THE INPUT →
=== Begin Enclosure ===

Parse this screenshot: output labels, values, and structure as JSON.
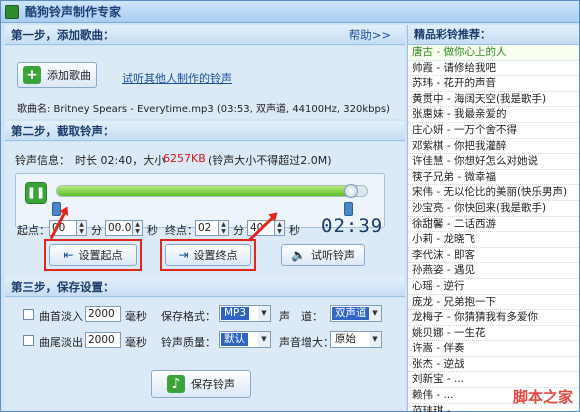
{
  "window": {
    "title": "酷狗铃声制作专家"
  },
  "step1": {
    "header": "第一步，添加歌曲：",
    "help": "帮助>>",
    "add_button": "添加歌曲",
    "others_link": "试听其他人制作的铃声",
    "song_info": "歌曲名: Britney Spears - Everytime.mp3 (03:53, 双声道, 44100Hz, 320kbps)"
  },
  "step2": {
    "header": "第二步，截取铃声：",
    "info_label": "铃声信息：",
    "info_text": "时长 02:40，大小",
    "size": "6257KB",
    "limit": "(铃声大小不得超过2.0M)",
    "play_icon": "pause-icon",
    "start_label": "起点：",
    "start_min": "00",
    "start_sec": "00.0",
    "end_label": "终点：",
    "end_min": "02",
    "end_sec": "40",
    "unit_min": "分",
    "unit_sec": "秒",
    "elapsed_display": "02:39",
    "set_start": "设置起点",
    "set_end": "设置终点",
    "preview": "试听铃声",
    "progress": 0.95,
    "start_frac": 0,
    "end_frac": 1
  },
  "step3": {
    "header": "第三步，保存设置：",
    "fade_in_label": "曲首淡入",
    "fade_in_value": "2000",
    "fade_out_label": "曲尾淡出",
    "fade_out_value": "2000",
    "ms": "毫秒",
    "format_label": "保存格式：",
    "format_value": "MP3",
    "channel_label": "声　道：",
    "channel_value": "双声道",
    "quality_label": "铃声质量：",
    "quality_value": "默认",
    "volume_label": "声音增大：",
    "volume_value": "原始",
    "save_button": "保存铃声"
  },
  "sidebar": {
    "header": "精品彩铃推荐：",
    "items": [
      "唐古 - 做你心上的人",
      "帅霞 - 请修给我吧",
      "苏玮 - 花开的声音",
      "黄贯中 - 海阔天空(我是歌手)",
      "张惠妹 - 我最亲爱的",
      "庄心妍 - 一万个舍不得",
      "邓紫棋 - 你把我灌醉",
      "许佳慧 - 你想好怎么对她说",
      "筷子兄弟 - 微幸福",
      "宋伟 - 无以伦比的美丽(快乐男声)",
      "沙宝亮 - 你快回来(我是歌手)",
      "徐甜馨 - 二话西游",
      "小莉 - 龙晓飞",
      "李代沫 - 即客",
      "孙燕姿 - 遇见",
      "心瑶 - 逆行",
      "庞龙 - 兄弟抱一下",
      "龙梅子 - 你猜猜我有多爱你",
      "姚贝娜 - 一生花",
      "许嵩 - 伴奏",
      "张杰 - 逆战",
      "刘新宝 - ...",
      "赖伟 - ...",
      "范玮琪 - ..."
    ]
  },
  "watermark": "脚本之家"
}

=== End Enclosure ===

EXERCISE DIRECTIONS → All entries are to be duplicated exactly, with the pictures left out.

TASK RESULT →
Parse this screenshot: output labels, values, and structure as JSON.
{
  "window": {
    "title": "酷狗铃声制作专家"
  },
  "step1": {
    "header": "第一步，添加歌曲：",
    "help": "帮助>>",
    "add_button": "添加歌曲",
    "others_link": "试听其他人制作的铃声",
    "song_info": "歌曲名: Britney Spears - Everytime.mp3 (03:53, 双声道, 44100Hz, 320kbps)"
  },
  "step2": {
    "header": "第二步，截取铃声：",
    "info_label": "铃声信息：",
    "info_text": "时长 02:40，大小",
    "size": "6257KB",
    "limit": "(铃声大小不得超过2.0M)",
    "play_icon": "pause-icon",
    "start_label": "起点：",
    "start_min": "00",
    "start_sec": "00.0",
    "end_label": "终点：",
    "end_min": "02",
    "end_sec": "40",
    "unit_min": "分",
    "unit_sec": "秒",
    "elapsed_display": "02:39",
    "set_start": "设置起点",
    "set_end": "设置终点",
    "preview": "试听铃声",
    "progress": 0.95,
    "start_frac": 0,
    "end_frac": 1
  },
  "step3": {
    "header": "第三步，保存设置：",
    "fade_in_label": "曲首淡入",
    "fade_in_value": "2000",
    "fade_out_label": "曲尾淡出",
    "fade_out_value": "2000",
    "ms": "毫秒",
    "format_label": "保存格式：",
    "format_value": "MP3",
    "channel_label": "声　道：",
    "channel_value": "双声道",
    "quality_label": "铃声质量：",
    "quality_value": "默认",
    "volume_label": "声音增大：",
    "volume_value": "原始",
    "save_button": "保存铃声"
  },
  "sidebar": {
    "header": "精品彩铃推荐：",
    "items": [
      "唐古 - 做你心上的人",
      "帅霞 - 请修给我吧",
      "苏玮 - 花开的声音",
      "黄贯中 - 海阔天空(我是歌手)",
      "张惠妹 - 我最亲爱的",
      "庄心妍 - 一万个舍不得",
      "邓紫棋 - 你把我灌醉",
      "许佳慧 - 你想好怎么对她说",
      "筷子兄弟 - 微幸福",
      "宋伟 - 无以伦比的美丽(快乐男声)",
      "沙宝亮 - 你快回来(我是歌手)",
      "徐甜馨 - 二话西游",
      "小莉 - 龙晓飞",
      "李代沫 - 即客",
      "孙燕姿 - 遇见",
      "心瑶 - 逆行",
      "庞龙 - 兄弟抱一下",
      "龙梅子 - 你猜猜我有多爱你",
      "姚贝娜 - 一生花",
      "许嵩 - 伴奏",
      "张杰 - 逆战",
      "刘新宝 - ...",
      "赖伟 - ...",
      "范玮琪 - ..."
    ]
  },
  "watermark": "脚本之家"
}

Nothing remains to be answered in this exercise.